Email: Jeremy.Rockliff@dpac.tas.gov.au

29 May 2019

Dear Teaching staff member

You may have read in the media today that the AEU Branch Council members will vote on a motion to
reject the Government’s Teachers Agreement offer.

This vote will take place despite 70% of the 3 500 AEU members who participated in the poll voting to
accept, in principle, the offer put forward by the Government.

Benefits will not be delivered


Rejection of the offer by the AEU will mean that major benefits negotiated by the Union will not
proceed, including:
 Two hours less instructional time for primary school teachers;
 The employment of an additional 95 specialist teachers for primary schools;
 The ability for appropriately qualified Teacher Assistants to take up positions under the Teaching
Award, entitling them to all benefits, including being paid for all paid school holidays;
 Introduction of a new Band 1 Level 14 and pay rises for Advanced Skills Teachers (which would
have benefitted over 50% of the teaching workforce);
 One-off payments equivalent to .5% in the first year for Band 1 Levels 1-13 and for Band 1
Level 14 and AST in year three.

The proposed relief rate is nationally comparable


It is the proposed change in relief teacher pay loading that will enable more teachers and the reduction in
contact hours for primary school teachers. The relief rate change was put to the Government by the
AEU in an offer on 6 May 2019, and then unanimously endorsed by the AEU Executive in the
Government’s subsequent offer.

During negotiations the AEU and Government acknowledged that relief teachers in Tasmania are
currently the highest paid in Australia at $488 per day for teachers at Band 1 Level 13. The new
proposed relief hourly rate is still higher than a number of other states and territories.

Difficult to staff schools will be supported


Acknowledging some schools currently find it difficult to find relief staff, the Government has also
proposed: a permanent pool of relief teachers of at least 50 full time equivalent staff, to be placed over
quota at hard to staff schools; and that schools who cannot attract relief will be able to pay relief teachers
150% of normal salary.
The AEU has previously publicly announced that the current offer provides more class planning and
preparation time, improved support for new educators and principals, and recognition of our teachers
with a nationally competitive wage.

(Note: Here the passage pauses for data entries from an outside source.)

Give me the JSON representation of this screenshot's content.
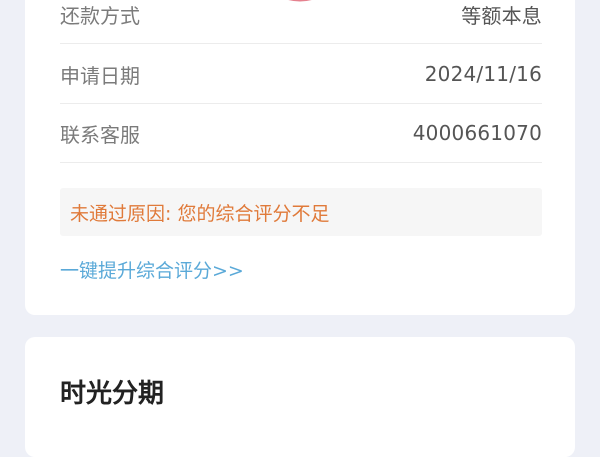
{
  "details": {
    "repayment_method": {
      "label": "还款方式",
      "value": "等额本息"
    },
    "application_date": {
      "label": "申请日期",
      "value": "2024/11/16"
    },
    "customer_service": {
      "label": "联系客服",
      "value": "4000661070"
    }
  },
  "status": {
    "reject_reason": "未通过原因: 您的综合评分不足",
    "improve_link": "一键提升综合评分>>"
  },
  "next_section": {
    "title": "时光分期"
  },
  "colors": {
    "accent_link": "#5aa9d8",
    "warning_text": "#e07a3a",
    "stamp": "#e06b7a",
    "background": "#eef0f7"
  },
  "icons": {
    "stamp": "approval-stamp-icon"
  }
}
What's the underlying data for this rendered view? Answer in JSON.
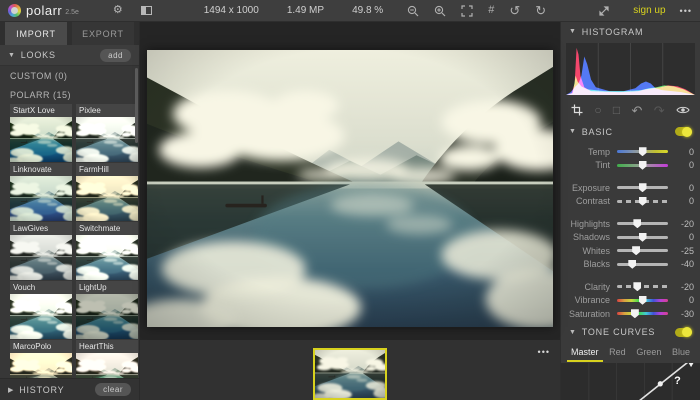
{
  "topbar": {
    "app_name": "polarr",
    "version": "2.5e",
    "image_dimensions": "1494 x 1000",
    "image_megapixels": "1.49 MP",
    "zoom_level": "49.8 %",
    "signup_label": "sign up",
    "more_glyph": "•••"
  },
  "left_panel": {
    "import_tab": "IMPORT",
    "export_tab": "EXPORT",
    "looks_header": "LOOKS",
    "add_button": "add",
    "custom_group": "CUSTOM (0)",
    "polarr_group": "POLARR (15)",
    "looks": [
      "StartX Love",
      "Pixlee",
      "Linknovate",
      "FarmHill",
      "LawGives",
      "Switchmate",
      "Vouch",
      "LightUp",
      "MarcoPolo",
      "HeartThis"
    ],
    "history_header": "HISTORY",
    "clear_button": "clear"
  },
  "right_panel": {
    "histogram_header": "HISTOGRAM",
    "basic_header": "BASIC",
    "sliders": [
      {
        "label": "Temp",
        "value": 0,
        "track": "temp",
        "gap": false
      },
      {
        "label": "Tint",
        "value": 0,
        "track": "tint",
        "gap": true
      },
      {
        "label": "Exposure",
        "value": 0,
        "track": "plain",
        "gap": false
      },
      {
        "label": "Contrast",
        "value": 0,
        "track": "dashed",
        "gap": true
      },
      {
        "label": "Highlights",
        "value": -20,
        "track": "plain",
        "gap": false
      },
      {
        "label": "Shadows",
        "value": 0,
        "track": "plain",
        "gap": false
      },
      {
        "label": "Whites",
        "value": -25,
        "track": "plain",
        "gap": false
      },
      {
        "label": "Blacks",
        "value": -40,
        "track": "plain",
        "gap": true
      },
      {
        "label": "Clarity",
        "value": -20,
        "track": "dashed",
        "gap": false
      },
      {
        "label": "Vibrance",
        "value": 0,
        "track": "rainbow",
        "gap": false
      },
      {
        "label": "Saturation",
        "value": -30,
        "track": "rainbow",
        "gap": false
      }
    ],
    "tone_curves_header": "TONE CURVES",
    "curve_tabs": [
      "Master",
      "Red",
      "Green",
      "Blue"
    ],
    "active_curve_tab": "Master",
    "curve_help_glyph": "?"
  },
  "glyphs": {
    "collapse": "▼",
    "expand": "▶",
    "gear": "⚙",
    "rotate_ccw": "↺",
    "rotate_cw": "↻",
    "undo": "↶",
    "redo": "↷",
    "circle_tool": "○",
    "rect_tool": "□",
    "grid": "#"
  },
  "colors": {
    "accent": "#d8d21e",
    "panel": "#3a3a3a",
    "canvas": "#252525"
  }
}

Members have overwhelmingly supported this view in voting for the
agreement.

I encourage you to work with the AEU over the coming days to ensure that the significant benefits that
the AEU has successfully negotiated with the Government, and that members have supported, can be
delivered.

Yours sincerely

Jeremy Rockliff MP
Deputy Premier
Minister for Education and Training